In the ranking of the level of corruption in 180 countries of the world in 2014 by Transparency International, Denmark was at the top of the list, followed by New Zealand, Finland, Sweden and Norway. The United States ranked 17th. China: 100. Vietnam: 119. Russia: 136.  13/ The United States can try to improve more on this area.

A free and democratic environment and a superior culture have helped the U.S. grow as seen today, with the GDP per capita of $ 53,042 in 2013 on the purchasing power parity basis. It was behind seven countries, most of them are oil-exporters: Qatar, Kuwait, Singapore, Brunei, Norway, Switzerland, and Saudi Arabia. The United States left Russia ($ 25,248) and China ($ 11,906) way behind 14/

Prof. Jonathan Adelman of the University of Denver wrote: “As the old political saying goes, you can’t beat someone with no one. And, right now, there is no one on the horizon that will overtake or even seriously challenge the United States, however ailing, for at least the next decade or two.” 15/

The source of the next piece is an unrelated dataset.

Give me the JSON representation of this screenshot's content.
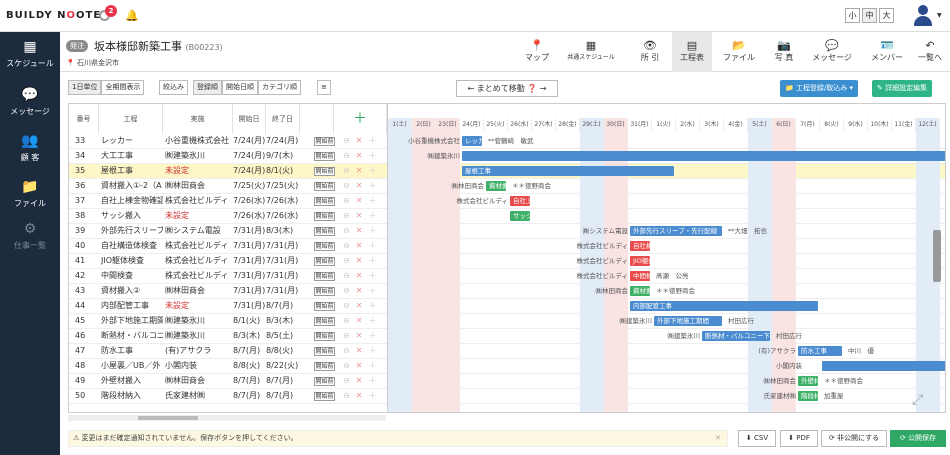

After writing this article at this point, based on these facts just analyzed, I tend to agree with Prof. Adelman’s view. The United States will continue to be a great power, economically as well as militarily, unchallenged for a foreseeable future. Russia and China will not become the United States’ redoubtable rivals for quite a while. Changing a political system needs a few years to a few decades, but reforming a culture takes several generations to several centuries in order to become a great country.

Notes: 1/ Jonathan Adelman, “Why the U.S. Remains the World’s Unchallenged Superpower,” Forbes, November 24, 2013.

2/ Wikipedia, “Non-government Organization,” May 28, 2015

.3/ OECD statistics on the Labor – Productivity Levels in the total economy, May 27, 2015.

4/ Richard Florida, “America’s Looming Creativity Crisis,” Harvard Business Review, October 2004.

5/ As above.

6/ Wikipedia, “Immigration to the U.S.”, May 28, 2015.

7/ John McCain, “McCain’s Concession Speech,” The New York Time, November 4, 2015

.8/ Vũ Ngọc Tấn, “Tinh Thần Mã Thượng Trong Nội Chiến Mỹ,” Việt Luận, 12-2011.

9/ Wikipedia, “Marshall Plan”, May 28, 2015.

10/ Amartya Sen and Amartya K. Sen, “Poverty and Famines – an Essay on Entitlement and Deprivation”, Oxford University Press, London, 1983.

11/ The World Bank, “The Economic and Social Consequences of Corruption in Transition Countries.

”12/ Susan Adams, “The World’s Most Competitive Countries,” Forbes, May 30, 2013.

13/ Transparency International, “Corruption Perceptions Index 2014,” 2014.

14/ World Bank data.

15/ As endnote 1/

* The Vietnamese version was first posted on the website of the Voice of America on June 2, 2015. The author is a former consultant and senior research analyst at the World Bank. He is also a former editorial consultant to the Radio Free Asia and a professorial lecturer at the Paul H. Nitze School of Advanced International Studies, Johns Hopkins University.